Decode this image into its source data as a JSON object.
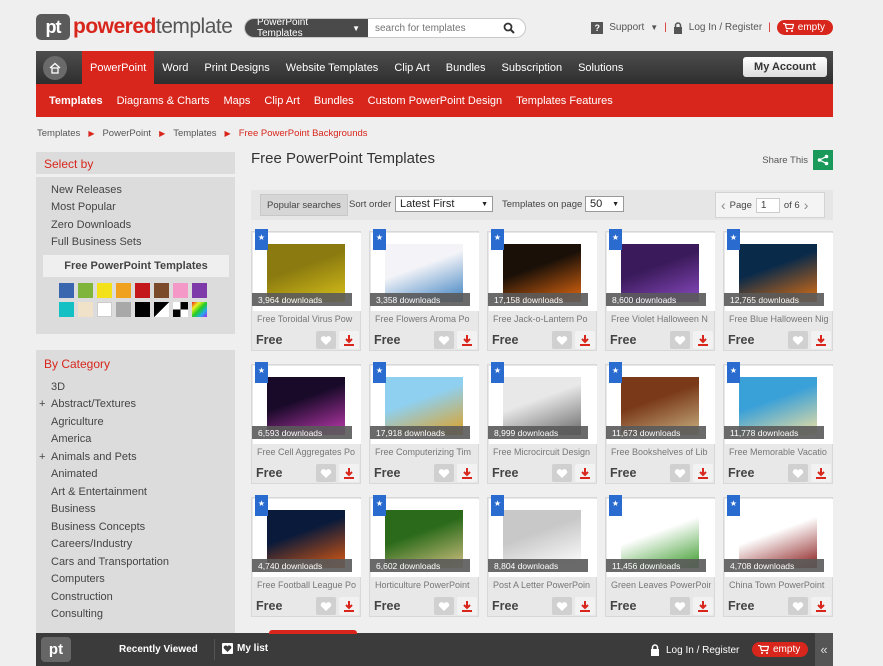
{
  "brand": {
    "mark": "pt",
    "word1": "powered",
    "word2": "template"
  },
  "search": {
    "category": "PowerPoint Templates",
    "placeholder": "search for templates"
  },
  "toplinks": {
    "support": "Support",
    "login": "Log In / Register",
    "cart": "empty"
  },
  "mainnav": {
    "items": [
      "PowerPoint",
      "Word",
      "Print Designs",
      "Website Templates",
      "Clip Art",
      "Bundles",
      "Subscription",
      "Solutions"
    ],
    "account": "My Account"
  },
  "subnav": {
    "items": [
      "Templates",
      "Diagrams & Charts",
      "Maps",
      "Clip Art",
      "Bundles",
      "Custom PowerPoint Design",
      "Templates Features"
    ]
  },
  "breadcrumb": [
    "Templates",
    "PowerPoint",
    "Templates",
    "Free PowerPoint Backgrounds"
  ],
  "select_by": {
    "title": "Select by",
    "links": [
      "New Releases",
      "Most Popular",
      "Zero Downloads",
      "Full Business Sets"
    ],
    "active": "Free PowerPoint Templates",
    "swatches": [
      "#3a66b0",
      "#7fb53a",
      "#f3e21a",
      "#f0a21e",
      "#c4171b",
      "#7a4a2a",
      "#f498c8",
      "#7e3aa8",
      "#13c1c4",
      "#efe2c8",
      "#ffffff",
      "#a8a8a8",
      "#000000",
      "bw",
      "check",
      "rainbow"
    ]
  },
  "by_category": {
    "title": "By Category",
    "items": [
      {
        "label": "3D",
        "plus": false
      },
      {
        "label": "Abstract/Textures",
        "plus": true
      },
      {
        "label": "Agriculture",
        "plus": false
      },
      {
        "label": "America",
        "plus": false
      },
      {
        "label": "Animals and Pets",
        "plus": true
      },
      {
        "label": "Animated",
        "plus": false
      },
      {
        "label": "Art & Entertainment",
        "plus": false
      },
      {
        "label": "Business",
        "plus": false
      },
      {
        "label": "Business Concepts",
        "plus": false
      },
      {
        "label": "Careers/Industry",
        "plus": false
      },
      {
        "label": "Cars and Transportation",
        "plus": false
      },
      {
        "label": "Computers",
        "plus": false
      },
      {
        "label": "Construction",
        "plus": false
      },
      {
        "label": "Consulting",
        "plus": false
      }
    ]
  },
  "content": {
    "title": "Free PowerPoint Templates",
    "share": "Share This",
    "popular": "Popular searches",
    "sort_label": "Sort order",
    "sort_value": "Latest First",
    "per_page_label": "Templates on page",
    "per_page_value": "50",
    "page_label": "Page",
    "page_value": "1",
    "page_of": "of 6"
  },
  "templates": [
    {
      "downloads": "3,964 downloads",
      "name": "Free Toroidal Virus Pow",
      "price": "Free",
      "bg": "#8a7a10",
      "fg": "#d8c018"
    },
    {
      "downloads": "3,358 downloads",
      "name": "Free Flowers Aroma Po",
      "price": "Free",
      "bg": "#f4f4f8",
      "fg": "#3b80c0"
    },
    {
      "downloads": "17,158 downloads",
      "name": "Free Jack-o-Lantern Po",
      "price": "Free",
      "bg": "#1a1008",
      "fg": "#e66a10"
    },
    {
      "downloads": "8,600 downloads",
      "name": "Free Violet Halloween N",
      "price": "Free",
      "bg": "#3a1a5a",
      "fg": "#8a4ac0"
    },
    {
      "downloads": "12,765 downloads",
      "name": "Free Blue Halloween Nig",
      "price": "Free",
      "bg": "#0a2a4a",
      "fg": "#e07010"
    },
    {
      "downloads": "6,593 downloads",
      "name": "Free Cell Aggregates Po",
      "price": "Free",
      "bg": "#1a0a2a",
      "fg": "#c03ab0"
    },
    {
      "downloads": "17,918 downloads",
      "name": "Free Computerizing Tim",
      "price": "Free",
      "bg": "#8fd0f0",
      "fg": "#e0a020"
    },
    {
      "downloads": "8,999 downloads",
      "name": "Free Microcircuit Design",
      "price": "Free",
      "bg": "#e8e8e8",
      "fg": "#6a6a6a"
    },
    {
      "downloads": "11,673 downloads",
      "name": "Free Bookshelves of Lib",
      "price": "Free",
      "bg": "#7a3a1a",
      "fg": "#c8b080"
    },
    {
      "downloads": "11,778 downloads",
      "name": "Free Memorable Vacatio",
      "price": "Free",
      "bg": "#3aa0d8",
      "fg": "#f0e0a0"
    },
    {
      "downloads": "4,740 downloads",
      "name": "Free Football League Po",
      "price": "Free",
      "bg": "#0a1a3a",
      "fg": "#e05a10"
    },
    {
      "downloads": "6,602 downloads",
      "name": "Horticulture PowerPoint",
      "price": "Free",
      "bg": "#2a6a1a",
      "fg": "#d0c080"
    },
    {
      "downloads": "8,804 downloads",
      "name": "Post A Letter PowerPoin",
      "price": "Free",
      "bg": "#c8c8c8",
      "fg": "#ffffff"
    },
    {
      "downloads": "11,456 downloads",
      "name": "Green Leaves PowerPoin",
      "price": "Free",
      "bg": "#ffffff",
      "fg": "#3a9a2a"
    },
    {
      "downloads": "4,708 downloads",
      "name": "China Town PowerPoint",
      "price": "Free",
      "bg": "#ffffff",
      "fg": "#8a1a1a"
    }
  ],
  "footer": {
    "recently_viewed": "Recently Viewed",
    "my_list": "My list",
    "login": "Log In / Register",
    "cart": "empty"
  }
}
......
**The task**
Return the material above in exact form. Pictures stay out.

**Answer area**
Decode this image into its source data as a JSON object.
{
  "brand": {
    "mark": "pt",
    "word1": "powered",
    "word2": "template"
  },
  "search": {
    "category": "PowerPoint Templates",
    "placeholder": "search for templates"
  },
  "toplinks": {
    "support": "Support",
    "login": "Log In / Register",
    "cart": "empty"
  },
  "mainnav": {
    "items": [
      "PowerPoint",
      "Word",
      "Print Designs",
      "Website Templates",
      "Clip Art",
      "Bundles",
      "Subscription",
      "Solutions"
    ],
    "account": "My Account"
  },
  "subnav": {
    "items": [
      "Templates",
      "Diagrams & Charts",
      "Maps",
      "Clip Art",
      "Bundles",
      "Custom PowerPoint Design",
      "Templates Features"
    ]
  },
  "breadcrumb": [
    "Templates",
    "PowerPoint",
    "Templates",
    "Free PowerPoint Backgrounds"
  ],
  "select_by": {
    "title": "Select by",
    "links": [
      "New Releases",
      "Most Popular",
      "Zero Downloads",
      "Full Business Sets"
    ],
    "active": "Free PowerPoint Templates",
    "swatches": [
      "#3a66b0",
      "#7fb53a",
      "#f3e21a",
      "#f0a21e",
      "#c4171b",
      "#7a4a2a",
      "#f498c8",
      "#7e3aa8",
      "#13c1c4",
      "#efe2c8",
      "#ffffff",
      "#a8a8a8",
      "#000000",
      "bw",
      "check",
      "rainbow"
    ]
  },
  "by_category": {
    "title": "By Category",
    "items": [
      {
        "label": "3D",
        "plus": false
      },
      {
        "label": "Abstract/Textures",
        "plus": true
      },
      {
        "label": "Agriculture",
        "plus": false
      },
      {
        "label": "America",
        "plus": false
      },
      {
        "label": "Animals and Pets",
        "plus": true
      },
      {
        "label": "Animated",
        "plus": false
      },
      {
        "label": "Art & Entertainment",
        "plus": false
      },
      {
        "label": "Business",
        "plus": false
      },
      {
        "label": "Business Concepts",
        "plus": false
      },
      {
        "label": "Careers/Industry",
        "plus": false
      },
      {
        "label": "Cars and Transportation",
        "plus": false
      },
      {
        "label": "Computers",
        "plus": false
      },
      {
        "label": "Construction",
        "plus": false
      },
      {
        "label": "Consulting",
        "plus": false
      }
    ]
  },
  "content": {
    "title": "Free PowerPoint Templates",
    "share": "Share This",
    "popular": "Popular searches",
    "sort_label": "Sort order",
    "sort_value": "Latest First",
    "per_page_label": "Templates on page",
    "per_page_value": "50",
    "page_label": "Page",
    "page_value": "1",
    "page_of": "of 6"
  },
  "templates": [
    {
      "downloads": "3,964 downloads",
      "name": "Free Toroidal Virus Pow",
      "price": "Free",
      "bg": "#8a7a10",
      "fg": "#d8c018"
    },
    {
      "downloads": "3,358 downloads",
      "name": "Free Flowers Aroma Po",
      "price": "Free",
      "bg": "#f4f4f8",
      "fg": "#3b80c0"
    },
    {
      "downloads": "17,158 downloads",
      "name": "Free Jack-o-Lantern Po",
      "price": "Free",
      "bg": "#1a1008",
      "fg": "#e66a10"
    },
    {
      "downloads": "8,600 downloads",
      "name": "Free Violet Halloween N",
      "price": "Free",
      "bg": "#3a1a5a",
      "fg": "#8a4ac0"
    },
    {
      "downloads": "12,765 downloads",
      "name": "Free Blue Halloween Nig",
      "price": "Free",
      "bg": "#0a2a4a",
      "fg": "#e07010"
    },
    {
      "downloads": "6,593 downloads",
      "name": "Free Cell Aggregates Po",
      "price": "Free",
      "bg": "#1a0a2a",
      "fg": "#c03ab0"
    },
    {
      "downloads": "17,918 downloads",
      "name": "Free Computerizing Tim",
      "price": "Free",
      "bg": "#8fd0f0",
      "fg": "#e0a020"
    },
    {
      "downloads": "8,999 downloads",
      "name": "Free Microcircuit Design",
      "price": "Free",
      "bg": "#e8e8e8",
      "fg": "#6a6a6a"
    },
    {
      "downloads": "11,673 downloads",
      "name": "Free Bookshelves of Lib",
      "price": "Free",
      "bg": "#7a3a1a",
      "fg": "#c8b080"
    },
    {
      "downloads": "11,778 downloads",
      "name": "Free Memorable Vacatio",
      "price": "Free",
      "bg": "#3aa0d8",
      "fg": "#f0e0a0"
    },
    {
      "downloads": "4,740 downloads",
      "name": "Free Football League Po",
      "price": "Free",
      "bg": "#0a1a3a",
      "fg": "#e05a10"
    },
    {
      "downloads": "6,602 downloads",
      "name": "Horticulture PowerPoint",
      "price": "Free",
      "bg": "#2a6a1a",
      "fg": "#d0c080"
    },
    {
      "downloads": "8,804 downloads",
      "name": "Post A Letter PowerPoin",
      "price": "Free",
      "bg": "#c8c8c8",
      "fg": "#ffffff"
    },
    {
      "downloads": "11,456 downloads",
      "name": "Green Leaves PowerPoin",
      "price": "Free",
      "bg": "#ffffff",
      "fg": "#3a9a2a"
    },
    {
      "downloads": "4,708 downloads",
      "name": "China Town PowerPoint",
      "price": "Free",
      "bg": "#ffffff",
      "fg": "#8a1a1a"
    }
  ],
  "footer": {
    "recently_viewed": "Recently Viewed",
    "my_list": "My list",
    "login": "Log In / Register",
    "cart": "empty"
  }
}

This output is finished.